Lawyers for the Trump Organization did not immediately respond to requests for comment. It was not clear if the toilet paper is -- or ever will be -- available in the U.S.
In February, Trump won a long legal battle in China to trademark his name on construction services. His organization has also filed for copyright registrations for Chinese golf clubs, lingerie and pet care products, according to NPR. Being granted these copyrights in China office may open the door for future infringement cases against the multitude of Asian products bearing his name.
The copyrights were first granted only days after Trump won the presidential election in November, raising questions for some about whether this was some kind of "gift" from the Chinese government.
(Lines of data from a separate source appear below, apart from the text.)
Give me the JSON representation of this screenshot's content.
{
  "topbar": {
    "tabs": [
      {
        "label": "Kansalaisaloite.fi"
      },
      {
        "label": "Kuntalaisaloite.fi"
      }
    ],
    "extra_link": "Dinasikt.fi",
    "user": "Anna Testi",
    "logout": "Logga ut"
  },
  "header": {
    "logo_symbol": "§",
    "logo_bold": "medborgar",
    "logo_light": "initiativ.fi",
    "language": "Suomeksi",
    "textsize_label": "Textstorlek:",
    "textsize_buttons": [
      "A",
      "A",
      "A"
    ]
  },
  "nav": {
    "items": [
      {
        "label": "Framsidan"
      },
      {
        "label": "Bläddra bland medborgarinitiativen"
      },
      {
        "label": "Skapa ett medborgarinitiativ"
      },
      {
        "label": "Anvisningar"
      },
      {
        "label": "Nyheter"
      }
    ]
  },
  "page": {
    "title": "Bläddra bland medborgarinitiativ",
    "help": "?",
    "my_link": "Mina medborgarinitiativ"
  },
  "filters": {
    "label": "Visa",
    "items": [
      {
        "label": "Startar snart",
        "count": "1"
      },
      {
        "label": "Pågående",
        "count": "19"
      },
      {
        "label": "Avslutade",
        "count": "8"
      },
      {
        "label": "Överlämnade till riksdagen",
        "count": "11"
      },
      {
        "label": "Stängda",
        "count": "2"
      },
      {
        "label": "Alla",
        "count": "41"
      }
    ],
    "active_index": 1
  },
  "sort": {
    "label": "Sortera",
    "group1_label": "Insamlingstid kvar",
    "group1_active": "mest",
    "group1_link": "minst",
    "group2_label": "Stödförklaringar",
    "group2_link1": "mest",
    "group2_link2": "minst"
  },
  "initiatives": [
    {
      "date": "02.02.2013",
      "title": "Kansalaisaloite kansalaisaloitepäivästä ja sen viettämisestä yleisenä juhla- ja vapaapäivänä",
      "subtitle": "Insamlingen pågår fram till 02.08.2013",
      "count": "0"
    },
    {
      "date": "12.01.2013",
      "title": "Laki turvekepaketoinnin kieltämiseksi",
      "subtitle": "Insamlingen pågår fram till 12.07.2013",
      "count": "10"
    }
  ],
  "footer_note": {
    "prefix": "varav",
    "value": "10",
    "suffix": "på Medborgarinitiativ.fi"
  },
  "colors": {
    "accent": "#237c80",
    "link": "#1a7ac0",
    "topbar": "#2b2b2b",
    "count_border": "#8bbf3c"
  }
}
A government ethics adviser expressed concern about Trump's dealings with the copyright office in China, making clear the rules against elected leaders receiving gifts from foreign governments.